### Task directions:
Without omitting anything, write out the listing below precisely.

════════════════════

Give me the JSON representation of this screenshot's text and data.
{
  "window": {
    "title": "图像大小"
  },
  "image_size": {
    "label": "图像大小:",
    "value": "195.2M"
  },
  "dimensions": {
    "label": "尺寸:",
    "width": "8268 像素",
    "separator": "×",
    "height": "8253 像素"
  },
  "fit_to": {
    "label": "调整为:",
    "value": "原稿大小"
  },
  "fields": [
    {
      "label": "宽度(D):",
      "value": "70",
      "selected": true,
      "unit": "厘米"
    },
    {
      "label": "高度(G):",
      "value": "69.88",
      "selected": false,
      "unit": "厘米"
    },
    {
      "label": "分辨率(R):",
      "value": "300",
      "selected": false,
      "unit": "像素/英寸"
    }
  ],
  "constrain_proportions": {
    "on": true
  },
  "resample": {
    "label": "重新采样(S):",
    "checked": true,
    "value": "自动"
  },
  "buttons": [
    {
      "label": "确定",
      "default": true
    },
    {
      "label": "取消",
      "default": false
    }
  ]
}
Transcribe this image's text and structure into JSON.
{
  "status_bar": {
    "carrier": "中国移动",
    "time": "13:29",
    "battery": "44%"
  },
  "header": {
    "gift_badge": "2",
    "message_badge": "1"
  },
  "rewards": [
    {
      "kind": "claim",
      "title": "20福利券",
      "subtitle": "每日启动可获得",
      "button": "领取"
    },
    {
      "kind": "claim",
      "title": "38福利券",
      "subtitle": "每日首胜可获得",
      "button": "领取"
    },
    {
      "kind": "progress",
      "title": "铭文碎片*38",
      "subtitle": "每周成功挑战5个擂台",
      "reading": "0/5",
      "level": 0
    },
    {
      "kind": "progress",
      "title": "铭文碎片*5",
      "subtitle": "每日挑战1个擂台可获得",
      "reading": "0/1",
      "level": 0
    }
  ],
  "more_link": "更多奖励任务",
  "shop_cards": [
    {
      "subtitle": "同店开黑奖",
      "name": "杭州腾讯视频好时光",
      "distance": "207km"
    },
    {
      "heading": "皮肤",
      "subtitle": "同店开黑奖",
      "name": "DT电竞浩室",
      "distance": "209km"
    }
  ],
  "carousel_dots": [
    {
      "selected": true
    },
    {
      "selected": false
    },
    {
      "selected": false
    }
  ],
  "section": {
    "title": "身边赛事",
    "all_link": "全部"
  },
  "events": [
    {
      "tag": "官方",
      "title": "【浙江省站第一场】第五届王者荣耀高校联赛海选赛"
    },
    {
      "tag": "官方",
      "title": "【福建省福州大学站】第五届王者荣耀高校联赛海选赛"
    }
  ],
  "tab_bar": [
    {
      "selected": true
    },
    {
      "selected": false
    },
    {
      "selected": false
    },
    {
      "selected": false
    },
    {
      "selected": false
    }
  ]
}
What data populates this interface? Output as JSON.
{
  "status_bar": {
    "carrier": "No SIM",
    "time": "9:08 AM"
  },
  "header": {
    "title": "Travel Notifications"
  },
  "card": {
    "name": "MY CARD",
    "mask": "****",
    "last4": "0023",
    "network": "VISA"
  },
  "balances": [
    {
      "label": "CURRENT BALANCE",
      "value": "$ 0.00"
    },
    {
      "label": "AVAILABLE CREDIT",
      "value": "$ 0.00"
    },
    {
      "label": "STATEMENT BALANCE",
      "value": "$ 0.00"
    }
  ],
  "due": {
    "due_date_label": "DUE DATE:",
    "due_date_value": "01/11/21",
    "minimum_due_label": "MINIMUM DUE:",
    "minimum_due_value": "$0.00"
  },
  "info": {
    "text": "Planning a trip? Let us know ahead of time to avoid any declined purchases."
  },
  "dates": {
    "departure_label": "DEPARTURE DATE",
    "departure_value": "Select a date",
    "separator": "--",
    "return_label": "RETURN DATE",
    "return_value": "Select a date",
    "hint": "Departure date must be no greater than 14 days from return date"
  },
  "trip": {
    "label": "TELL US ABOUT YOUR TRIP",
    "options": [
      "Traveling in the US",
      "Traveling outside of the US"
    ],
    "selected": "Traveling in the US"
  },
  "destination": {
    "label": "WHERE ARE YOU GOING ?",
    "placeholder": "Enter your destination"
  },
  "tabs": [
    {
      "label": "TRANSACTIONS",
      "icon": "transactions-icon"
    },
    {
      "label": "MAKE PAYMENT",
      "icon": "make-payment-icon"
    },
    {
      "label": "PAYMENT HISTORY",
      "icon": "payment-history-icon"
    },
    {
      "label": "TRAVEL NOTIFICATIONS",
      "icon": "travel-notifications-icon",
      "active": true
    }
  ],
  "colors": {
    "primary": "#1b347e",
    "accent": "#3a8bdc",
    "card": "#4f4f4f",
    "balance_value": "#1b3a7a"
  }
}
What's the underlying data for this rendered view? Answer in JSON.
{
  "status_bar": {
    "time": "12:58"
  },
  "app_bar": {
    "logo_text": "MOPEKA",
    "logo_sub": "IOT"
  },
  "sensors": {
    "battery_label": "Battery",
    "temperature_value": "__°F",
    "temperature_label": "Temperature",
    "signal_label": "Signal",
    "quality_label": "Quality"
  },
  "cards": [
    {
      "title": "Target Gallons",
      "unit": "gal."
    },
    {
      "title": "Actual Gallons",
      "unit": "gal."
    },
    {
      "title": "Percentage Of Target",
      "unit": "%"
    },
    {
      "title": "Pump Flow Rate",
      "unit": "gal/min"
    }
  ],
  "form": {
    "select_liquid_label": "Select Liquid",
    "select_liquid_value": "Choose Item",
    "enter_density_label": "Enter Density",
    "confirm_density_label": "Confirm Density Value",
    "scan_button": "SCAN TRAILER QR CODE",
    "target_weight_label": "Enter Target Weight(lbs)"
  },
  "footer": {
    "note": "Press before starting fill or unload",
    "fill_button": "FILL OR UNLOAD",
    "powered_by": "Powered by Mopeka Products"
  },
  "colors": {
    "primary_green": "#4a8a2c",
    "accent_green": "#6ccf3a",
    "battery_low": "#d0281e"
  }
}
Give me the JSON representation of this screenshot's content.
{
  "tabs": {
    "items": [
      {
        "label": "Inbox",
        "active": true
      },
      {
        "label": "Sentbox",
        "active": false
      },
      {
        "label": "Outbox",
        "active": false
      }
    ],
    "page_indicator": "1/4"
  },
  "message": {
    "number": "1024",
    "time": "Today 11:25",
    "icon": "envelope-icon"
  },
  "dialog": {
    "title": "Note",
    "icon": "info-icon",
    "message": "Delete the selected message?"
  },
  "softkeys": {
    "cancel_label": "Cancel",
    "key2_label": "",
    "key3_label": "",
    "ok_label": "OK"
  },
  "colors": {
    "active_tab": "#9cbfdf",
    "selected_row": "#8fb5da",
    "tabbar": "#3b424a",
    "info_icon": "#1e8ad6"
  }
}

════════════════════

### Task answer:
Give me the JSON representation of this screenshot's text and data.
{
  "window": {
    "title": "图像大小"
  },
  "image_size": {
    "label": "图像大小:",
    "value": "195.2M"
  },
  "dimensions": {
    "label": "尺寸:",
    "width": "8268 像素",
    "separator": "×",
    "height": "8253 像素"
  },
  "fit_to": {
    "label": "调整为:",
    "value": "原稿大小"
  },
  "fields": [
    {
      "label": "宽度(D):",
      "value": "70",
      "selected": true,
      "unit": "厘米"
    },
    {
      "label": "高度(G):",
      "value": "69.88",
      "selected": false,
      "unit": "厘米"
    },
    {
      "label": "分辨率(R):",
      "value": "300",
      "selected": false,
      "unit": "像素/英寸"
    }
  ],
  "constrain_proportions": {
    "on": true
  },
  "resample": {
    "label": "重新采样(S):",
    "checked": true,
    "value": "自动"
  },
  "buttons": [
    {
      "label": "确定",
      "default": true
    },
    {
      "label": "取消",
      "default": false
    }
  ]
}
Transcribe this image's text and structure into JSON.
{
  "status_bar": {
    "carrier": "中国移动",
    "time": "13:29",
    "battery": "44%"
  },
  "header": {
    "gift_badge": "2",
    "message_badge": "1"
  },
  "rewards": [
    {
      "kind": "claim",
      "title": "20福利券",
      "subtitle": "每日启动可获得",
      "button": "领取"
    },
    {
      "kind": "claim",
      "title": "38福利券",
      "subtitle": "每日首胜可获得",
      "button": "领取"
    },
    {
      "kind": "progress",
      "title": "铭文碎片*38",
      "subtitle": "每周成功挑战5个擂台",
      "reading": "0/5",
      "level": 0
    },
    {
      "kind": "progress",
      "title": "铭文碎片*5",
      "subtitle": "每日挑战1个擂台可获得",
      "reading": "0/1",
      "level": 0
    }
  ],
  "more_link": "更多奖励任务",
  "shop_cards": [
    {
      "subtitle": "同店开黑奖",
      "name": "杭州腾讯视频好时光",
      "distance": "207km"
    },
    {
      "heading": "皮肤",
      "subtitle": "同店开黑奖",
      "name": "DT电竞浩室",
      "distance": "209km"
    }
  ],
  "carousel_dots": [
    {
      "selected": true
    },
    {
      "selected": false
    },
    {
      "selected": false
    }
  ],
  "section": {
    "title": "身边赛事",
    "all_link": "全部"
  },
  "events": [
    {
      "tag": "官方",
      "title": "【浙江省站第一场】第五届王者荣耀高校联赛海选赛"
    },
    {
      "tag": "官方",
      "title": "【福建省福州大学站】第五届王者荣耀高校联赛海选赛"
    }
  ],
  "tab_bar": [
    {
      "selected": true
    },
    {
      "selected": false
    },
    {
      "selected": false
    },
    {
      "selected": false
    },
    {
      "selected": false
    }
  ]
}
What data populates this interface? Output as JSON.
{
  "status_bar": {
    "carrier": "No SIM",
    "time": "9:08 AM"
  },
  "header": {
    "title": "Travel Notifications"
  },
  "card": {
    "name": "MY CARD",
    "mask": "****",
    "last4": "0023",
    "network": "VISA"
  },
  "balances": [
    {
      "label": "CURRENT BALANCE",
      "value": "$ 0.00"
    },
    {
      "label": "AVAILABLE CREDIT",
      "value": "$ 0.00"
    },
    {
      "label": "STATEMENT BALANCE",
      "value": "$ 0.00"
    }
  ],
  "due": {
    "due_date_label": "DUE DATE:",
    "due_date_value": "01/11/21",
    "minimum_due_label": "MINIMUM DUE:",
    "minimum_due_value": "$0.00"
  },
  "info": {
    "text": "Planning a trip? Let us know ahead of time to avoid any declined purchases."
  },
  "dates": {
    "departure_label": "DEPARTURE DATE",
    "departure_value": "Select a date",
    "separator": "--",
    "return_label": "RETURN DATE",
    "return_value": "Select a date",
    "hint": "Departure date must be no greater than 14 days from return date"
  },
  "trip": {
    "label": "TELL US ABOUT YOUR TRIP",
    "options": [
      "Traveling in the US",
      "Traveling outside of the US"
    ],
    "selected": "Traveling in the US"
  },
  "destination": {
    "label": "WHERE ARE YOU GOING ?",
    "placeholder": "Enter your destination"
  },
  "tabs": [
    {
      "label": "TRANSACTIONS",
      "icon": "transactions-icon"
    },
    {
      "label": "MAKE PAYMENT",
      "icon": "make-payment-icon"
    },
    {
      "label": "PAYMENT HISTORY",
      "icon": "payment-history-icon"
    },
    {
      "label": "TRAVEL NOTIFICATIONS",
      "icon": "travel-notifications-icon",
      "active": true
    }
  ],
  "colors": {
    "primary": "#1b347e",
    "accent": "#3a8bdc",
    "card": "#4f4f4f",
    "balance_value": "#1b3a7a"
  }
}
What's the underlying data for this rendered view? Answer in JSON.
{
  "status_bar": {
    "time": "12:58"
  },
  "app_bar": {
    "logo_text": "MOPEKA",
    "logo_sub": "IOT"
  },
  "sensors": {
    "battery_label": "Battery",
    "temperature_value": "__°F",
    "temperature_label": "Temperature",
    "signal_label": "Signal",
    "quality_label": "Quality"
  },
  "cards": [
    {
      "title": "Target Gallons",
      "unit": "gal."
    },
    {
      "title": "Actual Gallons",
      "unit": "gal."
    },
    {
      "title": "Percentage Of Target",
      "unit": "%"
    },
    {
      "title": "Pump Flow Rate",
      "unit": "gal/min"
    }
  ],
  "form": {
    "select_liquid_label": "Select Liquid",
    "select_liquid_value": "Choose Item",
    "enter_density_label": "Enter Density",
    "confirm_density_label": "Confirm Density Value",
    "scan_button": "SCAN TRAILER QR CODE",
    "target_weight_label": "Enter Target Weight(lbs)"
  },
  "footer": {
    "note": "Press before starting fill or unload",
    "fill_button": "FILL OR UNLOAD",
    "powered_by": "Powered by Mopeka Products"
  },
  "colors": {
    "primary_green": "#4a8a2c",
    "accent_green": "#6ccf3a",
    "battery_low": "#d0281e"
  }
}
Give me the JSON representation of this screenshot's content.
{
  "tabs": {
    "items": [
      {
        "label": "Inbox",
        "active": true
      },
      {
        "label": "Sentbox",
        "active": false
      },
      {
        "label": "Outbox",
        "active": false
      }
    ],
    "page_indicator": "1/4"
  },
  "message": {
    "number": "1024",
    "time": "Today 11:25",
    "icon": "envelope-icon"
  },
  "dialog": {
    "title": "Note",
    "icon": "info-icon",
    "message": "Delete the selected message?"
  },
  "softkeys": {
    "cancel_label": "Cancel",
    "key2_label": "",
    "key3_label": "",
    "ok_label": "OK"
  },
  "colors": {
    "active_tab": "#9cbfdf",
    "selected_row": "#8fb5da",
    "tabbar": "#3b424a",
    "info_icon": "#1e8ad6"
  }
}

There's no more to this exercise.